North Korea greeted the fresh sanctions imposed by the United Nations on it by firing another missile over Japan, early today, in signs that the rouge regime of Kim Jong Un will continue to remain a threat to peace.
The intermediate-range missile, launched at about 6:57 am flew over Japan's Hokkaido island and covered a distance of about 3,700 km before splashing down in the Pacific Ocean.
The Japanese government said the missile was launched at around 6:57 am and fell into waters about 2,200 km east of Hokkaido's Cape Erimo at around 7:16 a m.
The missile fired from Pyongyang flew 3,700 km and reached an altitude of 770 km, South Korea's joint chief of staff said
Japan didn't attempt to shoot down the missile as it flew over the northern island of Hokkaido, according to Japan's top government spokesman.
The launch, however, triggered the nation's J-Alert warning system, which advised people in Hokkaido and 11 prefectures, including Aomori, Iwate, Miyagi, Akita, Yamagata, Fukushima, Ibaraki, Tochigi, Gunma, Niigata and Nagano, to take precautions.
An initial assessment indicated that it was an intermediate range ballistic missile (ICBM), US Pacific Command said in a statement.
The missile, however, covered a 3,700km, a distance further than the 3,400 km to Guam - the American military base that North Korea had threatened to destroy.
The missile fired on 29 August over Japan travelled 2,700 km and reached an altitude of 550 km.
The UN Security Council is expected to meet in New York at 3 pm local time to review the situation.
The UN imposed harsher sanctions on North Korea after the country tested what it called a hydrogen bomb on 3 September, and launched more than a dozen missiles this year as Kim sought the capability to hit US with an atomic weapon.
Monday's UN sanctions were, however, had watered down the tougher draft of a resolution for a full-scope embargo prepared by the US, in order to win the support of Beijing and Moscow, the two countries still on North Korea's side.
North Korea had on Thursday threatened to sink Japan ''into the sea'' with a nuclear strike and turn the US into ''ashes and darkness'' for agreeing to the latest UN sanctions.
''These continued provocations only deepen North Korea's diplomatic and economic isolation,'' US secretary Rex Tillerson said in a statement.
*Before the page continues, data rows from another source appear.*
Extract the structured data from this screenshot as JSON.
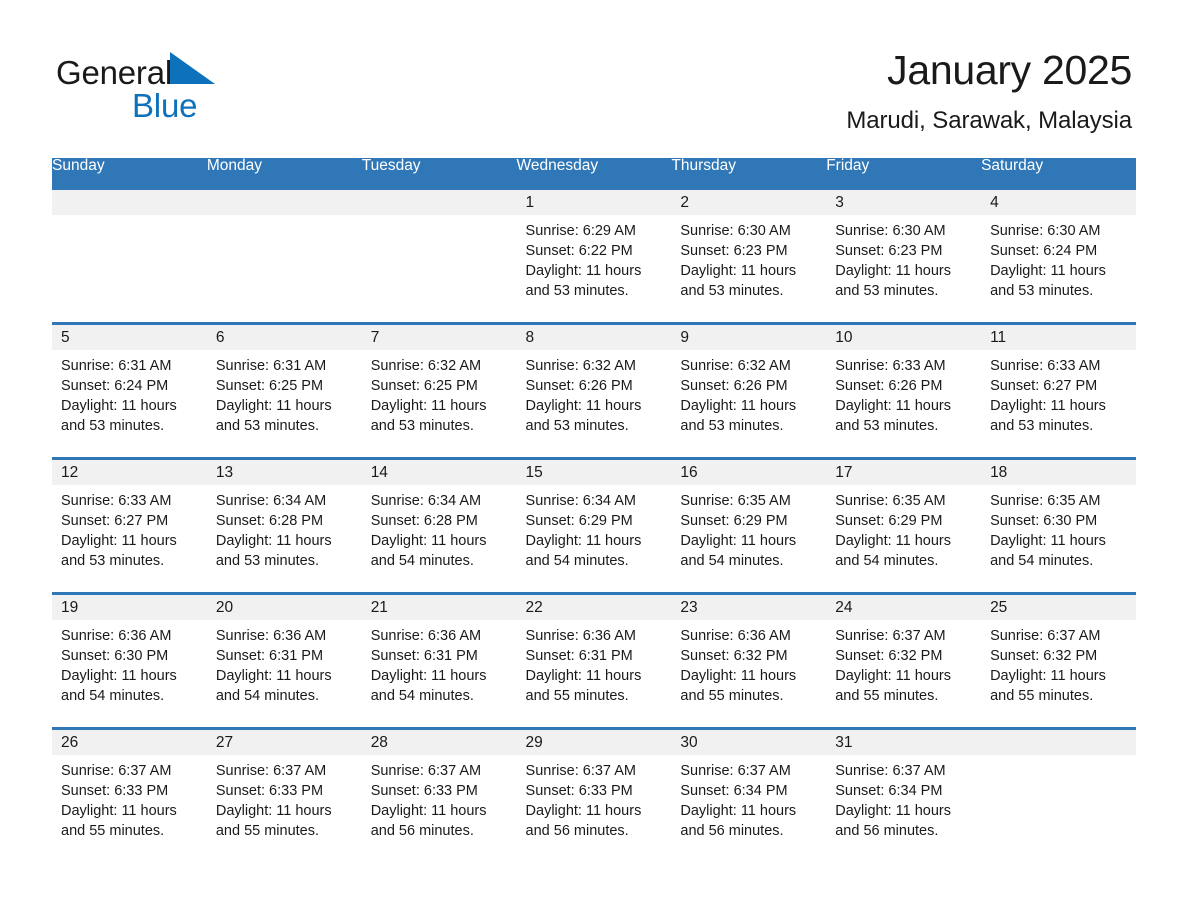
{
  "brand": {
    "word_general": "General",
    "word_blue": "Blue",
    "triangle_color": "#0d72bb"
  },
  "header": {
    "title": "January 2025",
    "subtitle": "Marudi, Sarawak, Malaysia"
  },
  "theme": {
    "header_blue": "#2f77b6",
    "daynum_band": "#f1f1f1",
    "text": "#1a1a1a"
  },
  "weekdays": [
    "Sunday",
    "Monday",
    "Tuesday",
    "Wednesday",
    "Thursday",
    "Friday",
    "Saturday"
  ],
  "weeks": [
    [
      {
        "day": "",
        "blank": true
      },
      {
        "day": "",
        "blank": true
      },
      {
        "day": "",
        "blank": true
      },
      {
        "day": "1",
        "sunrise": "Sunrise: 6:29 AM",
        "sunset": "Sunset: 6:22 PM",
        "daylight": "Daylight: 11 hours and 53 minutes."
      },
      {
        "day": "2",
        "sunrise": "Sunrise: 6:30 AM",
        "sunset": "Sunset: 6:23 PM",
        "daylight": "Daylight: 11 hours and 53 minutes."
      },
      {
        "day": "3",
        "sunrise": "Sunrise: 6:30 AM",
        "sunset": "Sunset: 6:23 PM",
        "daylight": "Daylight: 11 hours and 53 minutes."
      },
      {
        "day": "4",
        "sunrise": "Sunrise: 6:30 AM",
        "sunset": "Sunset: 6:24 PM",
        "daylight": "Daylight: 11 hours and 53 minutes."
      }
    ],
    [
      {
        "day": "5",
        "sunrise": "Sunrise: 6:31 AM",
        "sunset": "Sunset: 6:24 PM",
        "daylight": "Daylight: 11 hours and 53 minutes."
      },
      {
        "day": "6",
        "sunrise": "Sunrise: 6:31 AM",
        "sunset": "Sunset: 6:25 PM",
        "daylight": "Daylight: 11 hours and 53 minutes."
      },
      {
        "day": "7",
        "sunrise": "Sunrise: 6:32 AM",
        "sunset": "Sunset: 6:25 PM",
        "daylight": "Daylight: 11 hours and 53 minutes."
      },
      {
        "day": "8",
        "sunrise": "Sunrise: 6:32 AM",
        "sunset": "Sunset: 6:26 PM",
        "daylight": "Daylight: 11 hours and 53 minutes."
      },
      {
        "day": "9",
        "sunrise": "Sunrise: 6:32 AM",
        "sunset": "Sunset: 6:26 PM",
        "daylight": "Daylight: 11 hours and 53 minutes."
      },
      {
        "day": "10",
        "sunrise": "Sunrise: 6:33 AM",
        "sunset": "Sunset: 6:26 PM",
        "daylight": "Daylight: 11 hours and 53 minutes."
      },
      {
        "day": "11",
        "sunrise": "Sunrise: 6:33 AM",
        "sunset": "Sunset: 6:27 PM",
        "daylight": "Daylight: 11 hours and 53 minutes."
      }
    ],
    [
      {
        "day": "12",
        "sunrise": "Sunrise: 6:33 AM",
        "sunset": "Sunset: 6:27 PM",
        "daylight": "Daylight: 11 hours and 53 minutes."
      },
      {
        "day": "13",
        "sunrise": "Sunrise: 6:34 AM",
        "sunset": "Sunset: 6:28 PM",
        "daylight": "Daylight: 11 hours and 53 minutes."
      },
      {
        "day": "14",
        "sunrise": "Sunrise: 6:34 AM",
        "sunset": "Sunset: 6:28 PM",
        "daylight": "Daylight: 11 hours and 54 minutes."
      },
      {
        "day": "15",
        "sunrise": "Sunrise: 6:34 AM",
        "sunset": "Sunset: 6:29 PM",
        "daylight": "Daylight: 11 hours and 54 minutes."
      },
      {
        "day": "16",
        "sunrise": "Sunrise: 6:35 AM",
        "sunset": "Sunset: 6:29 PM",
        "daylight": "Daylight: 11 hours and 54 minutes."
      },
      {
        "day": "17",
        "sunrise": "Sunrise: 6:35 AM",
        "sunset": "Sunset: 6:29 PM",
        "daylight": "Daylight: 11 hours and 54 minutes."
      },
      {
        "day": "18",
        "sunrise": "Sunrise: 6:35 AM",
        "sunset": "Sunset: 6:30 PM",
        "daylight": "Daylight: 11 hours and 54 minutes."
      }
    ],
    [
      {
        "day": "19",
        "sunrise": "Sunrise: 6:36 AM",
        "sunset": "Sunset: 6:30 PM",
        "daylight": "Daylight: 11 hours and 54 minutes."
      },
      {
        "day": "20",
        "sunrise": "Sunrise: 6:36 AM",
        "sunset": "Sunset: 6:31 PM",
        "daylight": "Daylight: 11 hours and 54 minutes."
      },
      {
        "day": "21",
        "sunrise": "Sunrise: 6:36 AM",
        "sunset": "Sunset: 6:31 PM",
        "daylight": "Daylight: 11 hours and 54 minutes."
      },
      {
        "day": "22",
        "sunrise": "Sunrise: 6:36 AM",
        "sunset": "Sunset: 6:31 PM",
        "daylight": "Daylight: 11 hours and 55 minutes."
      },
      {
        "day": "23",
        "sunrise": "Sunrise: 6:36 AM",
        "sunset": "Sunset: 6:32 PM",
        "daylight": "Daylight: 11 hours and 55 minutes."
      },
      {
        "day": "24",
        "sunrise": "Sunrise: 6:37 AM",
        "sunset": "Sunset: 6:32 PM",
        "daylight": "Daylight: 11 hours and 55 minutes."
      },
      {
        "day": "25",
        "sunrise": "Sunrise: 6:37 AM",
        "sunset": "Sunset: 6:32 PM",
        "daylight": "Daylight: 11 hours and 55 minutes."
      }
    ],
    [
      {
        "day": "26",
        "sunrise": "Sunrise: 6:37 AM",
        "sunset": "Sunset: 6:33 PM",
        "daylight": "Daylight: 11 hours and 55 minutes."
      },
      {
        "day": "27",
        "sunrise": "Sunrise: 6:37 AM",
        "sunset": "Sunset: 6:33 PM",
        "daylight": "Daylight: 11 hours and 55 minutes."
      },
      {
        "day": "28",
        "sunrise": "Sunrise: 6:37 AM",
        "sunset": "Sunset: 6:33 PM",
        "daylight": "Daylight: 11 hours and 56 minutes."
      },
      {
        "day": "29",
        "sunrise": "Sunrise: 6:37 AM",
        "sunset": "Sunset: 6:33 PM",
        "daylight": "Daylight: 11 hours and 56 minutes."
      },
      {
        "day": "30",
        "sunrise": "Sunrise: 6:37 AM",
        "sunset": "Sunset: 6:34 PM",
        "daylight": "Daylight: 11 hours and 56 minutes."
      },
      {
        "day": "31",
        "sunrise": "Sunrise: 6:37 AM",
        "sunset": "Sunset: 6:34 PM",
        "daylight": "Daylight: 11 hours and 56 minutes."
      },
      {
        "day": "",
        "blank": true
      }
    ]
  ]
}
Tillerson also reiterated a call for China and Russia to take action against the rogue state, saying: ''China supplies North Korea with most of its oil. Russia is the largest employer of North Korean forced labour.''
President Donald Trump has said all options - including military - are on the table to stop North Korea from threatening the US.
Japanese Prime Minister Shinzo Abe called for a unified international response to North Korean provocation.
South Korea's foreign ministry condemned the launch in a statement, and urged its neighbour to stop its ''reckless provocation''.
The Japanese yen pared gains spurred by news of the launch while the stock market was yet to react. In South Korea, the cost of insuring five-year sovereign bonds rose the most in a week.